### Your assignment:
Among the lines below, some may hold the word "heading"; state how many do, giving only the number.

### Information:

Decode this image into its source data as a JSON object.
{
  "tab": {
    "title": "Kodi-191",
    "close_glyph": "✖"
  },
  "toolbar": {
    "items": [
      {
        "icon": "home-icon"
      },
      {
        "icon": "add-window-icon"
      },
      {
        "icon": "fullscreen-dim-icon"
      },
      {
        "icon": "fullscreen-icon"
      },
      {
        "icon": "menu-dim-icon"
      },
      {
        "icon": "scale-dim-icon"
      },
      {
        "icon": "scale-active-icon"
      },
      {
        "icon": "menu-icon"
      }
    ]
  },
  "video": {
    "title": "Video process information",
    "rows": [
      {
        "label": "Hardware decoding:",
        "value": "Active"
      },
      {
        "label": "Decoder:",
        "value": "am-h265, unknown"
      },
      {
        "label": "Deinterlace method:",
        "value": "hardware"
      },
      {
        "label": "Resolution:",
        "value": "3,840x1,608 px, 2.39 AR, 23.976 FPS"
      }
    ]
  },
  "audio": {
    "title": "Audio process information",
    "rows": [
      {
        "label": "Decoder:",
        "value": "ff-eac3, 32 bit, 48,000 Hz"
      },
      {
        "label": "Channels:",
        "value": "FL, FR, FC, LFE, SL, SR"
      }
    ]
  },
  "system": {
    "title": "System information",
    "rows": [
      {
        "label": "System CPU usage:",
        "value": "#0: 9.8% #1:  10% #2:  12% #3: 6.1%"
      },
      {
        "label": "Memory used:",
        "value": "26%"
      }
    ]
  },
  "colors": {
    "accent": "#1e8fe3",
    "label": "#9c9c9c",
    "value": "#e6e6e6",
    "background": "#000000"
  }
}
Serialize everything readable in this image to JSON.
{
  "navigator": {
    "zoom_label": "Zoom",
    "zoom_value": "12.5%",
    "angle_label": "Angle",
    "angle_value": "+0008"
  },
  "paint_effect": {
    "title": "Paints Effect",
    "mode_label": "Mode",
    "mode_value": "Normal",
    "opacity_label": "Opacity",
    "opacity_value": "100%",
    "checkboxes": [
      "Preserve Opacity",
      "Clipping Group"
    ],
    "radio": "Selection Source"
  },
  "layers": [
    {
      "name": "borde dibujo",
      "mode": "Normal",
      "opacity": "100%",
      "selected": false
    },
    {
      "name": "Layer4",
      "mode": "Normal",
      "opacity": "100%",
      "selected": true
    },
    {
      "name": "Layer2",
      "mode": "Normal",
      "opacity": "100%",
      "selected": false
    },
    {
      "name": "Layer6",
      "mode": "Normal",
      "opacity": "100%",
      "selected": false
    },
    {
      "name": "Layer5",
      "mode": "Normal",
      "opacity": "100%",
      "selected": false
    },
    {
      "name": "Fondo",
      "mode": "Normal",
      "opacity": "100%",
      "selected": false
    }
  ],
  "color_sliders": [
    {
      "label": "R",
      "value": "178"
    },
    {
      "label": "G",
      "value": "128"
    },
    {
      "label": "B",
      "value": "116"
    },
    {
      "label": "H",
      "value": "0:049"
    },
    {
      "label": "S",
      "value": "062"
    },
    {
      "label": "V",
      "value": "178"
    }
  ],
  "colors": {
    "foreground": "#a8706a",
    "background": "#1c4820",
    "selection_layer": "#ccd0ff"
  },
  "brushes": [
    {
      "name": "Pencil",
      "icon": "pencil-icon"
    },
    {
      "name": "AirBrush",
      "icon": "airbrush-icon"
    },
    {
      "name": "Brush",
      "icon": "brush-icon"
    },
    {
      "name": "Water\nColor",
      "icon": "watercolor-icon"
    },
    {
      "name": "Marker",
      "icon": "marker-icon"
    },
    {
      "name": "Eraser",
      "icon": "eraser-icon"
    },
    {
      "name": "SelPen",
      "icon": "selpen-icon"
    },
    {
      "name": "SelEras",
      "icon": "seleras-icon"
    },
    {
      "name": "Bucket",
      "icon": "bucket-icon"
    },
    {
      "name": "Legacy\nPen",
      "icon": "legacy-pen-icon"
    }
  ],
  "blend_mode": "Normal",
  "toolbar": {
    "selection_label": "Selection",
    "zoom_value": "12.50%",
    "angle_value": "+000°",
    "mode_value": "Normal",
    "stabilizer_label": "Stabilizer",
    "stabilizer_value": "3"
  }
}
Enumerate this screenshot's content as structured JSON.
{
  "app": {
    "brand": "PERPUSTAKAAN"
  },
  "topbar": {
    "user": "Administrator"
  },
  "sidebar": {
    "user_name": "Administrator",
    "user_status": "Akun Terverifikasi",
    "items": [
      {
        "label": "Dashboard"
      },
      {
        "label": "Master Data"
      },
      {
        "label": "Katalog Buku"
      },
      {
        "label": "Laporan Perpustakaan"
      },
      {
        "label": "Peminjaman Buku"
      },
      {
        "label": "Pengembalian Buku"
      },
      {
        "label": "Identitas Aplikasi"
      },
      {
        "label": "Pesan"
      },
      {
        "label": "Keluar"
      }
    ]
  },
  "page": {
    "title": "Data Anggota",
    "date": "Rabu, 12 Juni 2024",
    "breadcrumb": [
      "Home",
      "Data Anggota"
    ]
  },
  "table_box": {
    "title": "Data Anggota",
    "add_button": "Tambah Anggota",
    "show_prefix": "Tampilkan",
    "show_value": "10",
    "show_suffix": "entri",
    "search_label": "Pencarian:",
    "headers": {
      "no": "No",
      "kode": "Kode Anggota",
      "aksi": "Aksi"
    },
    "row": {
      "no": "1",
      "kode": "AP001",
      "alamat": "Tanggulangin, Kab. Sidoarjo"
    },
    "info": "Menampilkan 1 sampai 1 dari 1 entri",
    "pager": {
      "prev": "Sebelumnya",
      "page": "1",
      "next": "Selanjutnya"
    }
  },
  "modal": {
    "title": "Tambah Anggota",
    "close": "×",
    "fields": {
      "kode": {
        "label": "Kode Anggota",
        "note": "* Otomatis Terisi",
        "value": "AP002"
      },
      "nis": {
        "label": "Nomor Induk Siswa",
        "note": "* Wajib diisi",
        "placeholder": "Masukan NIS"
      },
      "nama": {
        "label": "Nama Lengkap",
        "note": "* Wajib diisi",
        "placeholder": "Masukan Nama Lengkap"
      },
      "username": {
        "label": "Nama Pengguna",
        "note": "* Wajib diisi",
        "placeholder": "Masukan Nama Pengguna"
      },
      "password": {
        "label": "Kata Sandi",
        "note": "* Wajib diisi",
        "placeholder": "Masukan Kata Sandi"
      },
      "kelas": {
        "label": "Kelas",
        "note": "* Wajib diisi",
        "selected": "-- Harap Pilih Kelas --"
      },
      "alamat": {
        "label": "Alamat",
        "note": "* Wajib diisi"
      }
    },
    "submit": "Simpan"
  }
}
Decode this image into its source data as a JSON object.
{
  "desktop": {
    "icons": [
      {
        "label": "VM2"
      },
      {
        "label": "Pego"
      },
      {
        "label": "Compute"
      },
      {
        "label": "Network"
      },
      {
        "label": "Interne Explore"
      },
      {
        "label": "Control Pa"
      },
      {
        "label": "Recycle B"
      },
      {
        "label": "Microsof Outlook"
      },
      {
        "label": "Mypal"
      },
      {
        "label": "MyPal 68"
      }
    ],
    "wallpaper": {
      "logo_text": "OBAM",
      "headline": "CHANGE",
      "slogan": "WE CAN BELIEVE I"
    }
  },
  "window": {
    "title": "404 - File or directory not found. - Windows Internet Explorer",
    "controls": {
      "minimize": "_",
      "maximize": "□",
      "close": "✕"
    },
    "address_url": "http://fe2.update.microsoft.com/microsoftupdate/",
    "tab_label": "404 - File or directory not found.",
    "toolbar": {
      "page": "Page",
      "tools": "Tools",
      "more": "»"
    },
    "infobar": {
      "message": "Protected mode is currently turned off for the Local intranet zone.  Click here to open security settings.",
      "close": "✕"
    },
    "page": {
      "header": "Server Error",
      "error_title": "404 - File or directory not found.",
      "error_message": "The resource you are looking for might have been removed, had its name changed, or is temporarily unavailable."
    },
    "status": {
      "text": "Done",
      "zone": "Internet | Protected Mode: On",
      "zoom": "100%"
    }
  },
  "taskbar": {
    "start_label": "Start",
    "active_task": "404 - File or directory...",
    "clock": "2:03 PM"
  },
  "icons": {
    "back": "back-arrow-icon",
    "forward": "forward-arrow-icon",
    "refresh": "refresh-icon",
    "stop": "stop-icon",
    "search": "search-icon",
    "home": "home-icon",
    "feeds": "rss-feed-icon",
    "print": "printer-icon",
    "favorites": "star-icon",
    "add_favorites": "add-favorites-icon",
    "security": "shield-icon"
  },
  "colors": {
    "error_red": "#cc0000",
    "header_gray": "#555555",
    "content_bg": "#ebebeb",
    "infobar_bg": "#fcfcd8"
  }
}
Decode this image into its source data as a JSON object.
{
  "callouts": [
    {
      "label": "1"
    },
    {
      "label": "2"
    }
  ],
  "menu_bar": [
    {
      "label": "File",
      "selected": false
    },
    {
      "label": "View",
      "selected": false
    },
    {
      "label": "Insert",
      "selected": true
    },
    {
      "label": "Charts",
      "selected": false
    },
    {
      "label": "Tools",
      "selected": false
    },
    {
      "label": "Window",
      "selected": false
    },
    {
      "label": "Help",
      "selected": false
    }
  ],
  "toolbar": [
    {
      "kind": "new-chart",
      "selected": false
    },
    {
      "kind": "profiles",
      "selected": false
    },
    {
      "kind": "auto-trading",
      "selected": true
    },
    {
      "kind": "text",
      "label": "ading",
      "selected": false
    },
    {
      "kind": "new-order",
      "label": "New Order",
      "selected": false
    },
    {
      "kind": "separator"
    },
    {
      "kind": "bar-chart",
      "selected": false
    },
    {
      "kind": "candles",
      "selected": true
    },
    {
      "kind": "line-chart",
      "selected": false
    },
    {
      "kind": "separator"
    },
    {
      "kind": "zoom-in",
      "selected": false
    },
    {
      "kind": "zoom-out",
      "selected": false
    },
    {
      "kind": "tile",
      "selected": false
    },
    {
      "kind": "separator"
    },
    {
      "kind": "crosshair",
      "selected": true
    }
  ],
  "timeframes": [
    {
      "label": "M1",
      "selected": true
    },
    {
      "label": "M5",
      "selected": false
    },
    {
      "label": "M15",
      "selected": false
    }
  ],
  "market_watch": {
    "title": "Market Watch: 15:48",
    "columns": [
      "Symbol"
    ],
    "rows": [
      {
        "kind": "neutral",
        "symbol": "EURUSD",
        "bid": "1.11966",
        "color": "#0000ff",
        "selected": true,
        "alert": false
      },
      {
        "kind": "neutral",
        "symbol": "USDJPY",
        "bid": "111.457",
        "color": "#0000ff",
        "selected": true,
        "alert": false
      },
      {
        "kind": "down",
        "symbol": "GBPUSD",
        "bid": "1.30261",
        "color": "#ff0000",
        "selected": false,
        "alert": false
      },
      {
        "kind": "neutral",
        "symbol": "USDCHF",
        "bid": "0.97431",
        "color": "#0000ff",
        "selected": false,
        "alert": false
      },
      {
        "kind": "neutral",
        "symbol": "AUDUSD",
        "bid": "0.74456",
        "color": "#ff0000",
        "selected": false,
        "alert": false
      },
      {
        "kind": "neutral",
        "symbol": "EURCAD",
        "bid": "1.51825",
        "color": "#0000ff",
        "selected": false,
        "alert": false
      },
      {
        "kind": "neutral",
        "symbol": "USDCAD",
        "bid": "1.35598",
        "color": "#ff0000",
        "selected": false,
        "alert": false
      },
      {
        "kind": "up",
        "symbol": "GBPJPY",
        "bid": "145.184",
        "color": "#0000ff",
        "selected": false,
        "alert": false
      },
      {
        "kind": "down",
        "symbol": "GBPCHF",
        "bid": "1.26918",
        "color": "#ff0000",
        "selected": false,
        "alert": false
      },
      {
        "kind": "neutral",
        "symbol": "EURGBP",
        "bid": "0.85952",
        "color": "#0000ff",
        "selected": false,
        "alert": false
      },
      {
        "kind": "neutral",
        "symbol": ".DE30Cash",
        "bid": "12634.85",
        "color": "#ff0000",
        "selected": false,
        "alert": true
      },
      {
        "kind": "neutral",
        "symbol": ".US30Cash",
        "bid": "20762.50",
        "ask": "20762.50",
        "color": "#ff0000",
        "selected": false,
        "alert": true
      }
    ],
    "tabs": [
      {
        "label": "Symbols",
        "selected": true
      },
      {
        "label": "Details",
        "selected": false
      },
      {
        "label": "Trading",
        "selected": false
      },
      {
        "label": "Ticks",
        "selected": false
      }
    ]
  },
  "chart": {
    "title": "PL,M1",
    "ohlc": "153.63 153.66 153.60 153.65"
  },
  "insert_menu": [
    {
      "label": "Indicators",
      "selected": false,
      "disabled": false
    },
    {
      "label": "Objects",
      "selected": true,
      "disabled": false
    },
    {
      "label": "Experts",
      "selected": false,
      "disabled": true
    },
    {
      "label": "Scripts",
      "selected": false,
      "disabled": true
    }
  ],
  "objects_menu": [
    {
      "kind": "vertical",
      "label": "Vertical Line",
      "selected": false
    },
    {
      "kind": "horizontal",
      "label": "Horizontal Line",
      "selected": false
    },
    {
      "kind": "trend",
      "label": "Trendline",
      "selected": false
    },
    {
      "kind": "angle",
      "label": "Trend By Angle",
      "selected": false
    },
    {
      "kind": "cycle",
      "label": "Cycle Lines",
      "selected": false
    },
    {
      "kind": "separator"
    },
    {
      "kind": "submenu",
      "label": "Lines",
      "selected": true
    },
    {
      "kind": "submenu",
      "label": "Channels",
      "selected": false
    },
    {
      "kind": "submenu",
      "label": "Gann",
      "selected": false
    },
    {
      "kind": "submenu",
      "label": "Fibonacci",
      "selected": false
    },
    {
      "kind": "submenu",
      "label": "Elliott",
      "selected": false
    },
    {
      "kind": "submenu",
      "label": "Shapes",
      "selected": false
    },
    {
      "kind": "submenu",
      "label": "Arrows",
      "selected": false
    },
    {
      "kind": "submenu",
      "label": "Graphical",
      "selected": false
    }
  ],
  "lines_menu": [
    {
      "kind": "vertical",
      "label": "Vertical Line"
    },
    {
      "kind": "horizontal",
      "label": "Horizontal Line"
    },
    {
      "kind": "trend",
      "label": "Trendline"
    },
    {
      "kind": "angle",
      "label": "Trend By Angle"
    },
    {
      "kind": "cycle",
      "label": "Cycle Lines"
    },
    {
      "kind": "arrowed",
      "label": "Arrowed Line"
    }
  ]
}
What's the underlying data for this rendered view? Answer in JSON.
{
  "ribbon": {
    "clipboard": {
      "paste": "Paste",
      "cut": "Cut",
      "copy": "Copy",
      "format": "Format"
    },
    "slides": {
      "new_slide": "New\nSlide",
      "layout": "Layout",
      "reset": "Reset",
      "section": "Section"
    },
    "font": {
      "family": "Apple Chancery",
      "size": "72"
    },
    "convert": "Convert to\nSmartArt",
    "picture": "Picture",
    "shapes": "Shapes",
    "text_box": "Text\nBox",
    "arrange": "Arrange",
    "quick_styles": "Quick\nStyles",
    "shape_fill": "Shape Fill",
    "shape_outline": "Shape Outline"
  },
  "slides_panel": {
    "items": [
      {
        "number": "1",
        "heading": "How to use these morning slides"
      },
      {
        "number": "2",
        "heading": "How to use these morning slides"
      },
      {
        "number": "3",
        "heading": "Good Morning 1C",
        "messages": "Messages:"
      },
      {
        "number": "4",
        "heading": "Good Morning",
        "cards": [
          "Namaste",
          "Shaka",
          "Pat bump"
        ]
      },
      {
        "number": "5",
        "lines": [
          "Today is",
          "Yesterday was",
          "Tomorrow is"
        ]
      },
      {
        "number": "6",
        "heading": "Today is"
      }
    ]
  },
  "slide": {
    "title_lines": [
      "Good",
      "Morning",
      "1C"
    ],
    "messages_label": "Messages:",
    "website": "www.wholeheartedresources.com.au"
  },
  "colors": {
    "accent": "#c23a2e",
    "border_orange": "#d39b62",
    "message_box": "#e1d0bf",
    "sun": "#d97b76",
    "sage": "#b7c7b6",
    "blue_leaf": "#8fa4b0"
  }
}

### Result:
5